Prime Minister Hun Sen yesterday blasted former Thai Prime Minister Abhisit Vejjajiva and Thai opposition activists for what he said were attempts to use Cambodia as a cudgel to score political points on sensitive issues back home.
Hun Sen was apparently reacting to a protest in Bangkok yesterday organised to oppose any International Court of Justice ruling on the Preah Vihear territory dispute, which is expected later this year.
Taking that as his launching pad, he said that Abhisit, whose Democratic Party shares political views with the protesters, had to “submit evidence” backing claims he’s made in the past about dealings between the two countries over a resource-rich overlapping claims area in the Gulf of Thailand.
“This former prime minister was always accusing former Thai Prime Minister Thaksin Shinawatra of benefiting from Cambodia over an oil and gas deal in the overlapping claims area, and opposing the ICJ’s jurisdiction,” Hun Sen said at in Stung Treng’s Siem Bok district where he distributed land titles.
“Today, I would like Abhisit to bring up evidence. But if there is no evidence, don’t rally to cheat more than 60 million Thai people, [as well as] 14 million Cambodian people.”
The first weeks of 2013 in Thailand have been marked by heated rhetoric over territory surrounding the Preah Vihear temple, which the ICJ awarded to Cambodia in a 1962 ruling. Hearings over the disputed area around the ruin are taking place this April at the court in The Hague. Like the temple, the overlapping claims area has been a source of tension between Cambodia and Thailand.
Developing the 26,000-kilometre area, believed to be rich in oil and gas, could mean new streams of revenue for both countries, and for companies holding concessions. A memorandum of understanding to jointly explore the area was first signed in 2001, but in more than 10 years, hopes for the agreement’s implementation have risen and fallen depending on who is in office in Thailand.

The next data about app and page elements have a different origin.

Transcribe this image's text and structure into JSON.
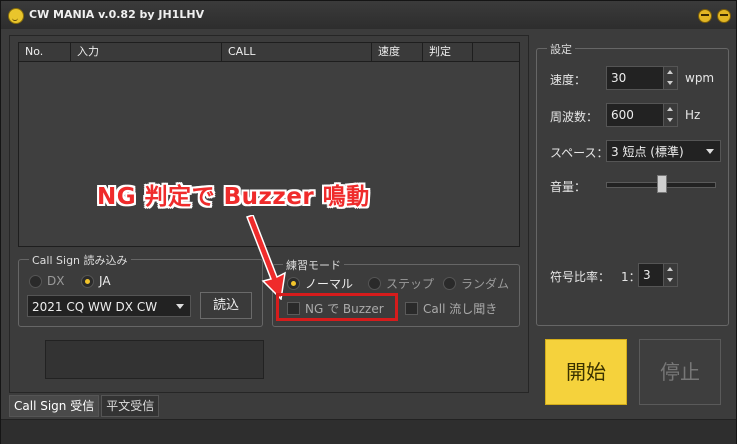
{
  "app": {
    "title": "CW MANIA v.0.82 by JH1LHV"
  },
  "grid": {
    "columns": [
      "No.",
      "入力",
      "CALL",
      "速度",
      "判定"
    ]
  },
  "callsign": {
    "group_label": "Call Sign 読み込み",
    "radio_dx": "DX",
    "radio_ja": "JA",
    "selected": "JA",
    "contest": "2021 CQ WW DX CW",
    "load_button": "読込"
  },
  "practice": {
    "group_label": "練習モード",
    "mode_normal": "ノーマル",
    "mode_step": "ステップ",
    "mode_random": "ランダム",
    "selected": "ノーマル",
    "ng_buzzer": "NG で Buzzer",
    "call_listen": "Call 流し聞き"
  },
  "settings": {
    "group_label": "設定",
    "speed_label": "速度：",
    "speed_value": "30",
    "speed_unit": "wpm",
    "freq_label": "周波数：",
    "freq_value": "600",
    "freq_unit": "Hz",
    "space_label": "スペース：",
    "space_value": "3 短点 (標準)",
    "volume_label": "音量：",
    "volume_level": 0.55,
    "ratio_label": "符号比率：",
    "ratio_prefix": "1：",
    "ratio_value": "3"
  },
  "controls": {
    "start": "開始",
    "stop": "停止"
  },
  "tabs": [
    "Call Sign 受信",
    "平文受信"
  ],
  "annotation": {
    "text": "NG 判定で Buzzer  鳴動"
  },
  "colors": {
    "accent": "#f5d23c",
    "annotation": "#ef2b2b"
  }
}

Those hopes went down along with former Thai Prime Minister Thaksin Shinawatra in 2006, when he was toppled in a military coup. It seemed to stay down three years later, after Hun Sen angered then-Thai Prime Minister Abhisit by appointing Thaksin as an economic adviser to the Kingdom.
But in 2011, in response to Abhisit reportedly accusing Thaksin of having “secret interests” in Cambodia, the Council of Ministers issued a statement that detailed closed-door meetings between Cambodian and Thai Democratic Party officials under Abhisit about the overlapping claims area.
The council’s Press and Quick Reaction Unit reissued its 2011 statement yesterday, and spokesman Phay Siphan said it was meant to be a reminder.
“The Thai people are [still] not aware that the Abhisit government tried to talk with Cambodia secretly about that issue. We want to put it on the table. That’s why we wanted to reveal the fact that Abhisit played with the people,” Siphan said.
Dialogue improved after the 2011 election of Thai Prime Minister Yingluck Shinawatra, Thaksin’s sister, but in recent months, no significant concrete steps have been announced.